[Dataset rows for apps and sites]

<<<<

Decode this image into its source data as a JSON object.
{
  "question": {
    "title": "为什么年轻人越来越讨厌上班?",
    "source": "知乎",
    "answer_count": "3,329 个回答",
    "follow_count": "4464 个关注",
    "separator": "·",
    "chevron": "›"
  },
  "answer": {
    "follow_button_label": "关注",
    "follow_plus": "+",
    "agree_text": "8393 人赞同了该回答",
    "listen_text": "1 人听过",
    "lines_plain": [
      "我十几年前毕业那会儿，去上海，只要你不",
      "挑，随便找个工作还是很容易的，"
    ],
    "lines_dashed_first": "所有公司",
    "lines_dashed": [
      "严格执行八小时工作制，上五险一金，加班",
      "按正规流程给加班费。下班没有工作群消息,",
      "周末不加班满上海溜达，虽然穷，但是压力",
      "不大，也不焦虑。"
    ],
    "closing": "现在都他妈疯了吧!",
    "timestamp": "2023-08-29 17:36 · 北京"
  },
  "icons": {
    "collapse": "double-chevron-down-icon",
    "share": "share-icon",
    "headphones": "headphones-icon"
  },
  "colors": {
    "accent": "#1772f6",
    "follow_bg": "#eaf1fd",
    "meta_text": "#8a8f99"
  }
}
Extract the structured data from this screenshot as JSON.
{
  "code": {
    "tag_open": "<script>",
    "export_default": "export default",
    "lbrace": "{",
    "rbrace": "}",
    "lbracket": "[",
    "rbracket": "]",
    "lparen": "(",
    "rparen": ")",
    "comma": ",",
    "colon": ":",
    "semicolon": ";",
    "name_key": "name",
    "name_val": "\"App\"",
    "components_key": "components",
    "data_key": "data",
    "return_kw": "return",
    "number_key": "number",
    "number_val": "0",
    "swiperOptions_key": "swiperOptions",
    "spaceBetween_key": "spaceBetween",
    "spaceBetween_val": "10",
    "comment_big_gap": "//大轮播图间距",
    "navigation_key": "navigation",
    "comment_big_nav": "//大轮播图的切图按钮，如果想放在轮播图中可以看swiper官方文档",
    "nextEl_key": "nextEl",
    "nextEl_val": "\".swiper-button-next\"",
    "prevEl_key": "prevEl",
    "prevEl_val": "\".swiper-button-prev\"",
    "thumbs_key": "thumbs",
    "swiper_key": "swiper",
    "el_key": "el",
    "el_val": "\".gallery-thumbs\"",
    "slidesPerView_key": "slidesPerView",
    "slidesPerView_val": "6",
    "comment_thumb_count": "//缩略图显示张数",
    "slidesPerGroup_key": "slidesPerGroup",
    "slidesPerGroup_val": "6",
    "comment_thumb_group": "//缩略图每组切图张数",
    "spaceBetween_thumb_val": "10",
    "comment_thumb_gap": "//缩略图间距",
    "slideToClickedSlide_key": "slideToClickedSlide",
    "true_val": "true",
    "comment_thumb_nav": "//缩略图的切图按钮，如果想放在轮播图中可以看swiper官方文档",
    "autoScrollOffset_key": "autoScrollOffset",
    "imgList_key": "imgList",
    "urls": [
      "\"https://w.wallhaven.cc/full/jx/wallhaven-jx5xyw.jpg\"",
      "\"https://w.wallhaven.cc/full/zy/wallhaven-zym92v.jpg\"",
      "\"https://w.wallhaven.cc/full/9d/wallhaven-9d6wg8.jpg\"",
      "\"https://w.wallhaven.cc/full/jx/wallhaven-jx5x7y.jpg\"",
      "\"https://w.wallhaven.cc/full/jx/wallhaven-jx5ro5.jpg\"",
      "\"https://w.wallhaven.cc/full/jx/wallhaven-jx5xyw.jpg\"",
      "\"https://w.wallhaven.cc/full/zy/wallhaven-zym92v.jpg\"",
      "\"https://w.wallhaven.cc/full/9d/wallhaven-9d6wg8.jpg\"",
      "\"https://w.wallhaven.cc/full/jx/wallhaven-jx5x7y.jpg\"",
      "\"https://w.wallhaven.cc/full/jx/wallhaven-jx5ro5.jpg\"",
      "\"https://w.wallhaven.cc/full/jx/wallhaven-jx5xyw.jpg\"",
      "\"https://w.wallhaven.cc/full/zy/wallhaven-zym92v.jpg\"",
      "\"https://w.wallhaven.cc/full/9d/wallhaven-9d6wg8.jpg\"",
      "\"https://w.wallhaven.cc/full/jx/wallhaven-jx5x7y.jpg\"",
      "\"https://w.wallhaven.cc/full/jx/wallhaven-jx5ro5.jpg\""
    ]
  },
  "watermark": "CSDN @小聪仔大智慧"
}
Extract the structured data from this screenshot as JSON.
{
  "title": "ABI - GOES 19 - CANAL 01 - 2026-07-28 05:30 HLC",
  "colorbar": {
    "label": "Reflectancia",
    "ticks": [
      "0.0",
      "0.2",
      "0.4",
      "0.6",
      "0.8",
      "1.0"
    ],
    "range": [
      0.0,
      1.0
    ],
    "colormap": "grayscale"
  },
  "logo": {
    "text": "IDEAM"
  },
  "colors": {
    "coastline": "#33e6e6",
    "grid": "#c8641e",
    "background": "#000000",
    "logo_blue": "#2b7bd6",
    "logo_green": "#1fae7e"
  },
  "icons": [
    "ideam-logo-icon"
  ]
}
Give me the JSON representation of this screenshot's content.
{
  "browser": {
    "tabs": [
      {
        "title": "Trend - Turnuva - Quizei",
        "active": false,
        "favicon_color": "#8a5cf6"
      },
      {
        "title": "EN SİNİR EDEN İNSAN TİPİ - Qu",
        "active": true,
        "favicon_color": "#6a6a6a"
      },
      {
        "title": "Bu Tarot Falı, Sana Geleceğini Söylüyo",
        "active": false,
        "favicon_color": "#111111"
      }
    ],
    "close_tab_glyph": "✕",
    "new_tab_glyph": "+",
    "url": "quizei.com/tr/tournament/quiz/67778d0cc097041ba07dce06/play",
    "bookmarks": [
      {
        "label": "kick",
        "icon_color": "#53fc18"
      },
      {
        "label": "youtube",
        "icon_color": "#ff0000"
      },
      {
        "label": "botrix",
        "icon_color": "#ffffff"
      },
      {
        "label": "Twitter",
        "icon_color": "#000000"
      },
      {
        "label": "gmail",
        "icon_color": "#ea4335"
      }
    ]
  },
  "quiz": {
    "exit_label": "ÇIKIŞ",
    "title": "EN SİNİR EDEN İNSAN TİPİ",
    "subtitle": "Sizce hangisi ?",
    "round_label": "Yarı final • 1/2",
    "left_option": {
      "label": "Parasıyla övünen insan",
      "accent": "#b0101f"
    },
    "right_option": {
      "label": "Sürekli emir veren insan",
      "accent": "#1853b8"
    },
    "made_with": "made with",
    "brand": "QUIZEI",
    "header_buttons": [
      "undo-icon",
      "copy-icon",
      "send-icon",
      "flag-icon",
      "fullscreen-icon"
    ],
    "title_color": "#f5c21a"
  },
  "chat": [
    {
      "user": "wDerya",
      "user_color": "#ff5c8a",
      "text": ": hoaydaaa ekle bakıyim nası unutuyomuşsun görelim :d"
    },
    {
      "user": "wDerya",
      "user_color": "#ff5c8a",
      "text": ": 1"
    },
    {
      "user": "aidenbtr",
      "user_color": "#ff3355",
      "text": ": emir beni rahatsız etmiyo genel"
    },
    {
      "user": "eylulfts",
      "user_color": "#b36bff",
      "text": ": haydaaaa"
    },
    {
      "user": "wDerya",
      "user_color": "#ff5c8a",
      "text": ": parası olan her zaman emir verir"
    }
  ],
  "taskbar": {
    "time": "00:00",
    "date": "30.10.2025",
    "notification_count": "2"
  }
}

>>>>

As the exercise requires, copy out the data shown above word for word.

:: SOLUTION FOR THIS PROBLEM ::
Decode this image into its source data as a JSON object.
{
  "question": {
    "title": "为什么年轻人越来越讨厌上班?",
    "source": "知乎",
    "answer_count": "3,329 个回答",
    "follow_count": "4464 个关注",
    "separator": "·",
    "chevron": "›"
  },
  "answer": {
    "follow_button_label": "关注",
    "follow_plus": "+",
    "agree_text": "8393 人赞同了该回答",
    "listen_text": "1 人听过",
    "lines_plain": [
      "我十几年前毕业那会儿，去上海，只要你不",
      "挑，随便找个工作还是很容易的，"
    ],
    "lines_dashed_first": "所有公司",
    "lines_dashed": [
      "严格执行八小时工作制，上五险一金，加班",
      "按正规流程给加班费。下班没有工作群消息,",
      "周末不加班满上海溜达，虽然穷，但是压力",
      "不大，也不焦虑。"
    ],
    "closing": "现在都他妈疯了吧!",
    "timestamp": "2023-08-29 17:36 · 北京"
  },
  "icons": {
    "collapse": "double-chevron-down-icon",
    "share": "share-icon",
    "headphones": "headphones-icon"
  },
  "colors": {
    "accent": "#1772f6",
    "follow_bg": "#eaf1fd",
    "meta_text": "#8a8f99"
  }
}
Extract the structured data from this screenshot as JSON.
{
  "code": {
    "tag_open": "<script>",
    "export_default": "export default",
    "lbrace": "{",
    "rbrace": "}",
    "lbracket": "[",
    "rbracket": "]",
    "lparen": "(",
    "rparen": ")",
    "comma": ",",
    "colon": ":",
    "semicolon": ";",
    "name_key": "name",
    "name_val": "\"App\"",
    "components_key": "components",
    "data_key": "data",
    "return_kw": "return",
    "number_key": "number",
    "number_val": "0",
    "swiperOptions_key": "swiperOptions",
    "spaceBetween_key": "spaceBetween",
    "spaceBetween_val": "10",
    "comment_big_gap": "//大轮播图间距",
    "navigation_key": "navigation",
    "comment_big_nav": "//大轮播图的切图按钮，如果想放在轮播图中可以看swiper官方文档",
    "nextEl_key": "nextEl",
    "nextEl_val": "\".swiper-button-next\"",
    "prevEl_key": "prevEl",
    "prevEl_val": "\".swiper-button-prev\"",
    "thumbs_key": "thumbs",
    "swiper_key": "swiper",
    "el_key": "el",
    "el_val": "\".gallery-thumbs\"",
    "slidesPerView_key": "slidesPerView",
    "slidesPerView_val": "6",
    "comment_thumb_count": "//缩略图显示张数",
    "slidesPerGroup_key": "slidesPerGroup",
    "slidesPerGroup_val": "6",
    "comment_thumb_group": "//缩略图每组切图张数",
    "spaceBetween_thumb_val": "10",
    "comment_thumb_gap": "//缩略图间距",
    "slideToClickedSlide_key": "slideToClickedSlide",
    "true_val": "true",
    "comment_thumb_nav": "//缩略图的切图按钮，如果想放在轮播图中可以看swiper官方文档",
    "autoScrollOffset_key": "autoScrollOffset",
    "imgList_key": "imgList",
    "urls": [
      "\"https://w.wallhaven.cc/full/jx/wallhaven-jx5xyw.jpg\"",
      "\"https://w.wallhaven.cc/full/zy/wallhaven-zym92v.jpg\"",
      "\"https://w.wallhaven.cc/full/9d/wallhaven-9d6wg8.jpg\"",
      "\"https://w.wallhaven.cc/full/jx/wallhaven-jx5x7y.jpg\"",
      "\"https://w.wallhaven.cc/full/jx/wallhaven-jx5ro5.jpg\"",
      "\"https://w.wallhaven.cc/full/jx/wallhaven-jx5xyw.jpg\"",
      "\"https://w.wallhaven.cc/full/zy/wallhaven-zym92v.jpg\"",
      "\"https://w.wallhaven.cc/full/9d/wallhaven-9d6wg8.jpg\"",
      "\"https://w.wallhaven.cc/full/jx/wallhaven-jx5x7y.jpg\"",
      "\"https://w.wallhaven.cc/full/jx/wallhaven-jx5ro5.jpg\"",
      "\"https://w.wallhaven.cc/full/jx/wallhaven-jx5xyw.jpg\"",
      "\"https://w.wallhaven.cc/full/zy/wallhaven-zym92v.jpg\"",
      "\"https://w.wallhaven.cc/full/9d/wallhaven-9d6wg8.jpg\"",
      "\"https://w.wallhaven.cc/full/jx/wallhaven-jx5x7y.jpg\"",
      "\"https://w.wallhaven.cc/full/jx/wallhaven-jx5ro5.jpg\""
    ]
  },
  "watermark": "CSDN @小聪仔大智慧"
}
Extract the structured data from this screenshot as JSON.
{
  "title": "ABI - GOES 19 - CANAL 01 - 2026-07-28 05:30 HLC",
  "colorbar": {
    "label": "Reflectancia",
    "ticks": [
      "0.0",
      "0.2",
      "0.4",
      "0.6",
      "0.8",
      "1.0"
    ],
    "range": [
      0.0,
      1.0
    ],
    "colormap": "grayscale"
  },
  "logo": {
    "text": "IDEAM"
  },
  "colors": {
    "coastline": "#33e6e6",
    "grid": "#c8641e",
    "background": "#000000",
    "logo_blue": "#2b7bd6",
    "logo_green": "#1fae7e"
  },
  "icons": [
    "ideam-logo-icon"
  ]
}
Give me the JSON representation of this screenshot's content.
{
  "browser": {
    "tabs": [
      {
        "title": "Trend - Turnuva - Quizei",
        "active": false,
        "favicon_color": "#8a5cf6"
      },
      {
        "title": "EN SİNİR EDEN İNSAN TİPİ - Qu",
        "active": true,
        "favicon_color": "#6a6a6a"
      },
      {
        "title": "Bu Tarot Falı, Sana Geleceğini Söylüyo",
        "active": false,
        "favicon_color": "#111111"
      }
    ],
    "close_tab_glyph": "✕",
    "new_tab_glyph": "+",
    "url": "quizei.com/tr/tournament/quiz/67778d0cc097041ba07dce06/play",
    "bookmarks": [
      {
        "label": "kick",
        "icon_color": "#53fc18"
      },
      {
        "label": "youtube",
        "icon_color": "#ff0000"
      },
      {
        "label": "botrix",
        "icon_color": "#ffffff"
      },
      {
        "label": "Twitter",
        "icon_color": "#000000"
      },
      {
        "label": "gmail",
        "icon_color": "#ea4335"
      }
    ]
  },
  "quiz": {
    "exit_label": "ÇIKIŞ",
    "title": "EN SİNİR EDEN İNSAN TİPİ",
    "subtitle": "Sizce hangisi ?",
    "round_label": "Yarı final • 1/2",
    "left_option": {
      "label": "Parasıyla övünen insan",
      "accent": "#b0101f"
    },
    "right_option": {
      "label": "Sürekli emir veren insan",
      "accent": "#1853b8"
    },
    "made_with": "made with",
    "brand": "QUIZEI",
    "header_buttons": [
      "undo-icon",
      "copy-icon",
      "send-icon",
      "flag-icon",
      "fullscreen-icon"
    ],
    "title_color": "#f5c21a"
  },
  "chat": [
    {
      "user": "wDerya",
      "user_color": "#ff5c8a",
      "text": ": hoaydaaa ekle bakıyim nası unutuyomuşsun görelim :d"
    },
    {
      "user": "wDerya",
      "user_color": "#ff5c8a",
      "text": ": 1"
    },
    {
      "user": "aidenbtr",
      "user_color": "#ff3355",
      "text": ": emir beni rahatsız etmiyo genel"
    },
    {
      "user": "eylulfts",
      "user_color": "#b36bff",
      "text": ": haydaaaa"
    },
    {
      "user": "wDerya",
      "user_color": "#ff5c8a",
      "text": ": parası olan her zaman emir verir"
    }
  ],
  "taskbar": {
    "time": "00:00",
    "date": "30.10.2025",
    "notification_count": "2"
  }
}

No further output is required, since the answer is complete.